§ Exercise description: The listing below must be duplicated in full, with nothing altered.

────────────────

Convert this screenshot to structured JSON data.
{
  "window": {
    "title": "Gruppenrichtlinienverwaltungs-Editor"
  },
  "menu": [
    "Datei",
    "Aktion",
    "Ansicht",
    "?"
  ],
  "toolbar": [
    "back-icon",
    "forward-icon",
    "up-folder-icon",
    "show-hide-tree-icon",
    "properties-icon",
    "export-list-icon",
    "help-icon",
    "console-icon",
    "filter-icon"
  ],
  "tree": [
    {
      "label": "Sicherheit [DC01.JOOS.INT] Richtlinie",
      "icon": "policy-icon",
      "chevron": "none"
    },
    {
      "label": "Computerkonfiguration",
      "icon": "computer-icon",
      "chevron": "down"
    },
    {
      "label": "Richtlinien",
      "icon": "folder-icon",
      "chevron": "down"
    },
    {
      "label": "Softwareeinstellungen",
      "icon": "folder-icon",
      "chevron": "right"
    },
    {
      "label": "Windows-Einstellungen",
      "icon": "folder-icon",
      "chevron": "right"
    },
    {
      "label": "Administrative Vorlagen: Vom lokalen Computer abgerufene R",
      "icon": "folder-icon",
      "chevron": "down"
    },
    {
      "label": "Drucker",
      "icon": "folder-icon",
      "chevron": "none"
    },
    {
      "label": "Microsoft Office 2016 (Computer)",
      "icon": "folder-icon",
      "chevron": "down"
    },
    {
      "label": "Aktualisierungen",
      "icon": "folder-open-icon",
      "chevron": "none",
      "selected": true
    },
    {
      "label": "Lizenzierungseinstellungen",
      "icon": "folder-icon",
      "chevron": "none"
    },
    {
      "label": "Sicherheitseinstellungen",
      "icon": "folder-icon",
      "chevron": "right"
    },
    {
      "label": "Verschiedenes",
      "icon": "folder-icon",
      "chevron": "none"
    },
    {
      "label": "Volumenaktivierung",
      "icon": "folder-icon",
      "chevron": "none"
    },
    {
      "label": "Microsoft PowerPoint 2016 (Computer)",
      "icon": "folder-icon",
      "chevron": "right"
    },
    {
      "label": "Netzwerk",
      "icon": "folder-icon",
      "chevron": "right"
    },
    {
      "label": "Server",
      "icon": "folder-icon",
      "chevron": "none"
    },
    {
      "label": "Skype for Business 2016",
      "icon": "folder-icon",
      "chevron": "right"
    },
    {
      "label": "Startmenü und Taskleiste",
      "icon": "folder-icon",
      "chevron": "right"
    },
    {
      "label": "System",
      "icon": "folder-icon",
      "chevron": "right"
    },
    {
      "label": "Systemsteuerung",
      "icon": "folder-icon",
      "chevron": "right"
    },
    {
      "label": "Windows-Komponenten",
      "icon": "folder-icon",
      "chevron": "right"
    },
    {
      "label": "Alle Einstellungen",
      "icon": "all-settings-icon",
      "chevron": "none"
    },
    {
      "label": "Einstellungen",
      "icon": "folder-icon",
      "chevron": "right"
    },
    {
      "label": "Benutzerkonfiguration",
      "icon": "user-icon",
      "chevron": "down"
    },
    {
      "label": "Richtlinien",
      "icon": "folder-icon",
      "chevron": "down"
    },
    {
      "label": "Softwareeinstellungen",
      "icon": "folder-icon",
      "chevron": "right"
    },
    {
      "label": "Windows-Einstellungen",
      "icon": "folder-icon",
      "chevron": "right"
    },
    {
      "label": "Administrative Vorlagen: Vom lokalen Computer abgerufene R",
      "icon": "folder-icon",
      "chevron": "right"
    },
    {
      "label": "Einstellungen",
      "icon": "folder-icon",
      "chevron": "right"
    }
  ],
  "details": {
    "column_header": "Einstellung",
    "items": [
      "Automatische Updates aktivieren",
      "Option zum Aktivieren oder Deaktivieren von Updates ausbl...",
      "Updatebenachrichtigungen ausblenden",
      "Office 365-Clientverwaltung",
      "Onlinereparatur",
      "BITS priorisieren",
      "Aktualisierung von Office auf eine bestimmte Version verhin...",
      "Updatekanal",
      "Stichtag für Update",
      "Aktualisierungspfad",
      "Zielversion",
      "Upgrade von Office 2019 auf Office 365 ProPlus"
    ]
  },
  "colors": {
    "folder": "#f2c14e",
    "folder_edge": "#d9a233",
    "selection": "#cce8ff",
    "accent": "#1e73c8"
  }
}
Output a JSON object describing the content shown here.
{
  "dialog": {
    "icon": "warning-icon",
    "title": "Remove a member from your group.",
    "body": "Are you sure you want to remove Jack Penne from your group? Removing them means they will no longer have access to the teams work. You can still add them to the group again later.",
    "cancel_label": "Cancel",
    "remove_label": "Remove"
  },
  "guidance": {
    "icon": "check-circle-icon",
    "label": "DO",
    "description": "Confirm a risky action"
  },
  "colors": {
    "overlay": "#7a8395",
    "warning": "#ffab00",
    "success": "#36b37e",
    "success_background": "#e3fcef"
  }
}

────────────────

§ Your solution:
Convert this screenshot to structured JSON data.
{
  "window": {
    "title": "Gruppenrichtlinienverwaltungs-Editor"
  },
  "menu": [
    "Datei",
    "Aktion",
    "Ansicht",
    "?"
  ],
  "toolbar": [
    "back-icon",
    "forward-icon",
    "up-folder-icon",
    "show-hide-tree-icon",
    "properties-icon",
    "export-list-icon",
    "help-icon",
    "console-icon",
    "filter-icon"
  ],
  "tree": [
    {
      "label": "Sicherheit [DC01.JOOS.INT] Richtlinie",
      "icon": "policy-icon",
      "chevron": "none"
    },
    {
      "label": "Computerkonfiguration",
      "icon": "computer-icon",
      "chevron": "down"
    },
    {
      "label": "Richtlinien",
      "icon": "folder-icon",
      "chevron": "down"
    },
    {
      "label": "Softwareeinstellungen",
      "icon": "folder-icon",
      "chevron": "right"
    },
    {
      "label": "Windows-Einstellungen",
      "icon": "folder-icon",
      "chevron": "right"
    },
    {
      "label": "Administrative Vorlagen: Vom lokalen Computer abgerufene R",
      "icon": "folder-icon",
      "chevron": "down"
    },
    {
      "label": "Drucker",
      "icon": "folder-icon",
      "chevron": "none"
    },
    {
      "label": "Microsoft Office 2016 (Computer)",
      "icon": "folder-icon",
      "chevron": "down"
    },
    {
      "label": "Aktualisierungen",
      "icon": "folder-open-icon",
      "chevron": "none",
      "selected": true
    },
    {
      "label": "Lizenzierungseinstellungen",
      "icon": "folder-icon",
      "chevron": "none"
    },
    {
      "label": "Sicherheitseinstellungen",
      "icon": "folder-icon",
      "chevron": "right"
    },
    {
      "label": "Verschiedenes",
      "icon": "folder-icon",
      "chevron": "none"
    },
    {
      "label": "Volumenaktivierung",
      "icon": "folder-icon",
      "chevron": "none"
    },
    {
      "label": "Microsoft PowerPoint 2016 (Computer)",
      "icon": "folder-icon",
      "chevron": "right"
    },
    {
      "label": "Netzwerk",
      "icon": "folder-icon",
      "chevron": "right"
    },
    {
      "label": "Server",
      "icon": "folder-icon",
      "chevron": "none"
    },
    {
      "label": "Skype for Business 2016",
      "icon": "folder-icon",
      "chevron": "right"
    },
    {
      "label": "Startmenü und Taskleiste",
      "icon": "folder-icon",
      "chevron": "right"
    },
    {
      "label": "System",
      "icon": "folder-icon",
      "chevron": "right"
    },
    {
      "label": "Systemsteuerung",
      "icon": "folder-icon",
      "chevron": "right"
    },
    {
      "label": "Windows-Komponenten",
      "icon": "folder-icon",
      "chevron": "right"
    },
    {
      "label": "Alle Einstellungen",
      "icon": "all-settings-icon",
      "chevron": "none"
    },
    {
      "label": "Einstellungen",
      "icon": "folder-icon",
      "chevron": "right"
    },
    {
      "label": "Benutzerkonfiguration",
      "icon": "user-icon",
      "chevron": "down"
    },
    {
      "label": "Richtlinien",
      "icon": "folder-icon",
      "chevron": "down"
    },
    {
      "label": "Softwareeinstellungen",
      "icon": "folder-icon",
      "chevron": "right"
    },
    {
      "label": "Windows-Einstellungen",
      "icon": "folder-icon",
      "chevron": "right"
    },
    {
      "label": "Administrative Vorlagen: Vom lokalen Computer abgerufene R",
      "icon": "folder-icon",
      "chevron": "right"
    },
    {
      "label": "Einstellungen",
      "icon": "folder-icon",
      "chevron": "right"
    }
  ],
  "details": {
    "column_header": "Einstellung",
    "items": [
      "Automatische Updates aktivieren",
      "Option zum Aktivieren oder Deaktivieren von Updates ausbl...",
      "Updatebenachrichtigungen ausblenden",
      "Office 365-Clientverwaltung",
      "Onlinereparatur",
      "BITS priorisieren",
      "Aktualisierung von Office auf eine bestimmte Version verhin...",
      "Updatekanal",
      "Stichtag für Update",
      "Aktualisierungspfad",
      "Zielversion",
      "Upgrade von Office 2019 auf Office 365 ProPlus"
    ]
  },
  "colors": {
    "folder": "#f2c14e",
    "folder_edge": "#d9a233",
    "selection": "#cce8ff",
    "accent": "#1e73c8"
  }
}
Output a JSON object describing the content shown here.
{
  "dialog": {
    "icon": "warning-icon",
    "title": "Remove a member from your group.",
    "body": "Are you sure you want to remove Jack Penne from your group? Removing them means they will no longer have access to the teams work. You can still add them to the group again later.",
    "cancel_label": "Cancel",
    "remove_label": "Remove"
  },
  "guidance": {
    "icon": "check-circle-icon",
    "label": "DO",
    "description": "Confirm a risky action"
  },
  "colors": {
    "overlay": "#7a8395",
    "warning": "#ffab00",
    "success": "#36b37e",
    "success_background": "#e3fcef"
  }
}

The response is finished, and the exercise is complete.